Look for the string "icon" in the listing below and copy every line in which it appears.

* * * * * * * * *

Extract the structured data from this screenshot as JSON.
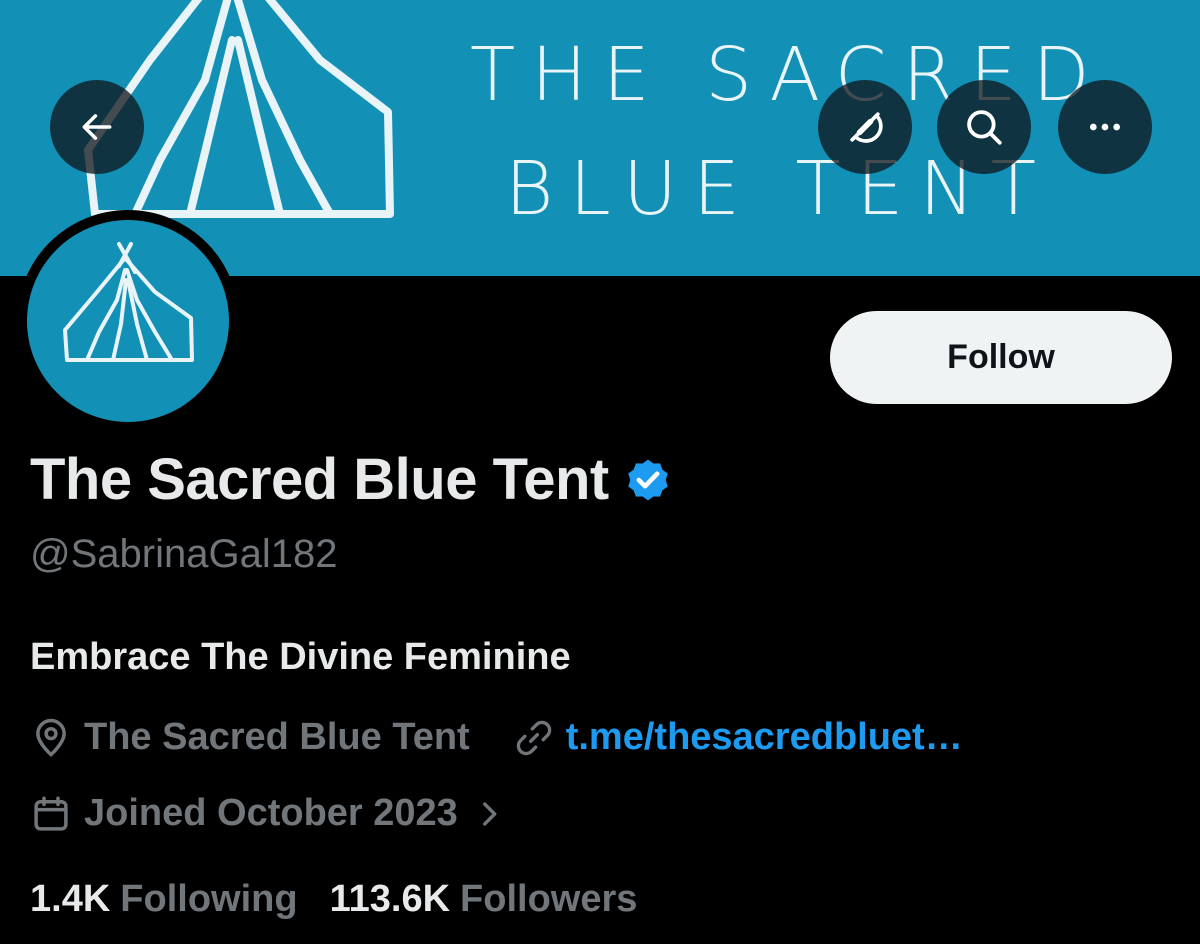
{
  "banner": {
    "line1": "THE SACRED",
    "line2": "BLUE TENT"
  },
  "header": {
    "back_icon": "arrow-left-icon",
    "grok_icon": "grok-icon",
    "search_icon": "search-icon",
    "more_icon": "more-horizontal-icon"
  },
  "profile": {
    "display_name": "The Sacred Blue Tent",
    "verified": true,
    "handle": "@SabrinaGal182",
    "bio": "Embrace The Divine Feminine",
    "location": "The Sacred Blue Tent",
    "link": "t.me/thesacredbluet…",
    "joined": "Joined October 2023",
    "follow_label": "Follow"
  },
  "stats": {
    "following_count": "1.4K",
    "following_label": "Following",
    "followers_count": "113.6K",
    "followers_label": "Followers"
  },
  "colors": {
    "banner": "#1390b5",
    "accent": "#1d9bf0",
    "muted": "#71767b",
    "text": "#e7e9ea"
  }
}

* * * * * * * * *

Exercise result:
    "back_icon": "arrow-left-icon",
    "grok_icon": "grok-icon",
    "search_icon": "search-icon",
    "more_icon": "more-horizontal-icon"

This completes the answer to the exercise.